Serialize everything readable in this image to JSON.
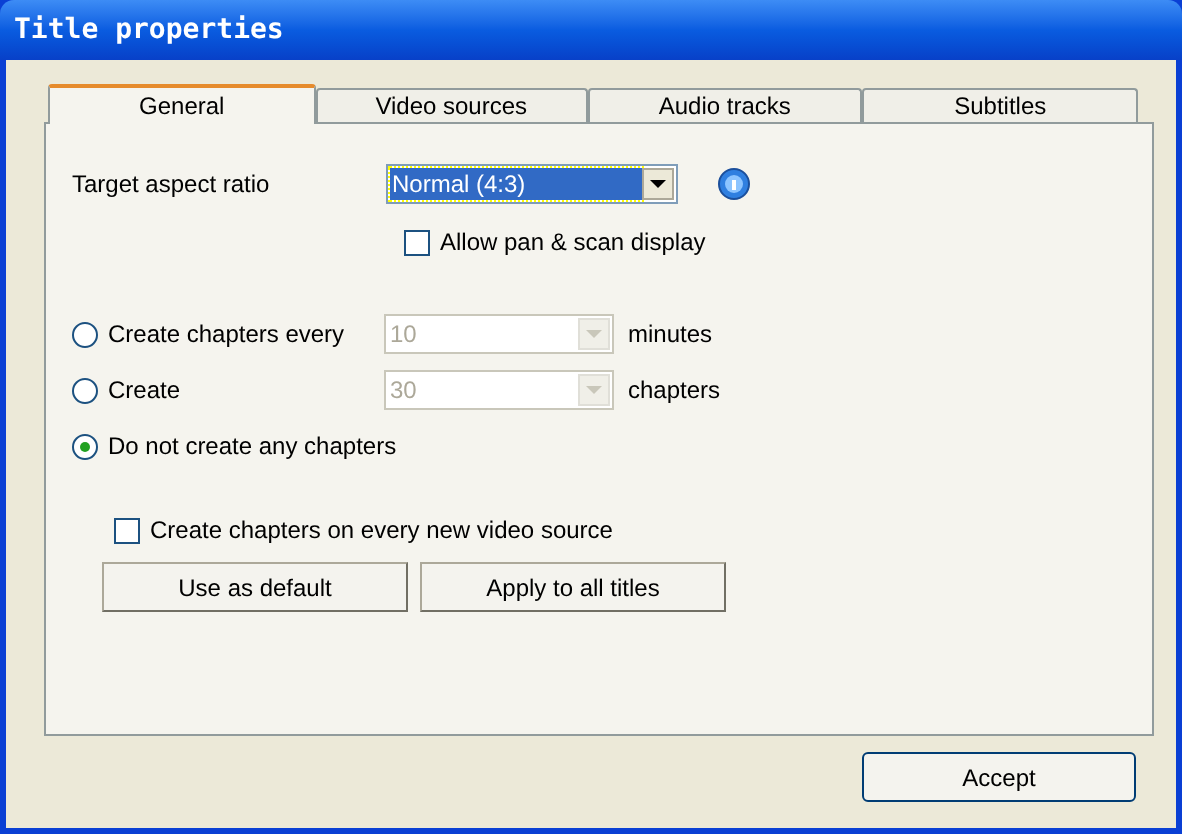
{
  "window": {
    "title": "Title properties"
  },
  "tabs": [
    {
      "label": "General",
      "selected": true
    },
    {
      "label": "Video sources",
      "selected": false
    },
    {
      "label": "Audio tracks",
      "selected": false
    },
    {
      "label": "Subtitles",
      "selected": false
    }
  ],
  "aspect": {
    "label": "Target aspect ratio",
    "value": "Normal (4:3)"
  },
  "pan_scan": {
    "label": "Allow pan & scan display",
    "checked": false
  },
  "chapter_options": [
    {
      "label": "Create chapters every",
      "selected": false,
      "value": "10",
      "unit": "minutes",
      "disabled": true
    },
    {
      "label": "Create",
      "selected": false,
      "value": "30",
      "unit": "chapters",
      "disabled": true
    },
    {
      "label": "Do not create any chapters",
      "selected": true
    }
  ],
  "new_source": {
    "label": "Create chapters on every new video source",
    "checked": false
  },
  "buttons": [
    "Use as default",
    "Apply to all titles"
  ],
  "accept": "Accept"
}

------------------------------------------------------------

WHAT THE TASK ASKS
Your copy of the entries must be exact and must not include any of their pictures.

EXERCISE ANSWER
Serialize everything readable in this image to JSON.
{
  "window": {
    "title": "Title properties"
  },
  "tabs": [
    {
      "label": "General",
      "selected": true
    },
    {
      "label": "Video sources",
      "selected": false
    },
    {
      "label": "Audio tracks",
      "selected": false
    },
    {
      "label": "Subtitles",
      "selected": false
    }
  ],
  "aspect": {
    "label": "Target aspect ratio",
    "value": "Normal (4:3)"
  },
  "pan_scan": {
    "label": "Allow pan & scan display",
    "checked": false
  },
  "chapter_options": [
    {
      "label": "Create chapters every",
      "selected": false,
      "value": "10",
      "unit": "minutes",
      "disabled": true
    },
    {
      "label": "Create",
      "selected": false,
      "value": "30",
      "unit": "chapters",
      "disabled": true
    },
    {
      "label": "Do not create any chapters",
      "selected": true
    }
  ],
  "new_source": {
    "label": "Create chapters on every new video source",
    "checked": false
  },
  "buttons": [
    "Use as default",
    "Apply to all titles"
  ],
  "accept": "Accept"
}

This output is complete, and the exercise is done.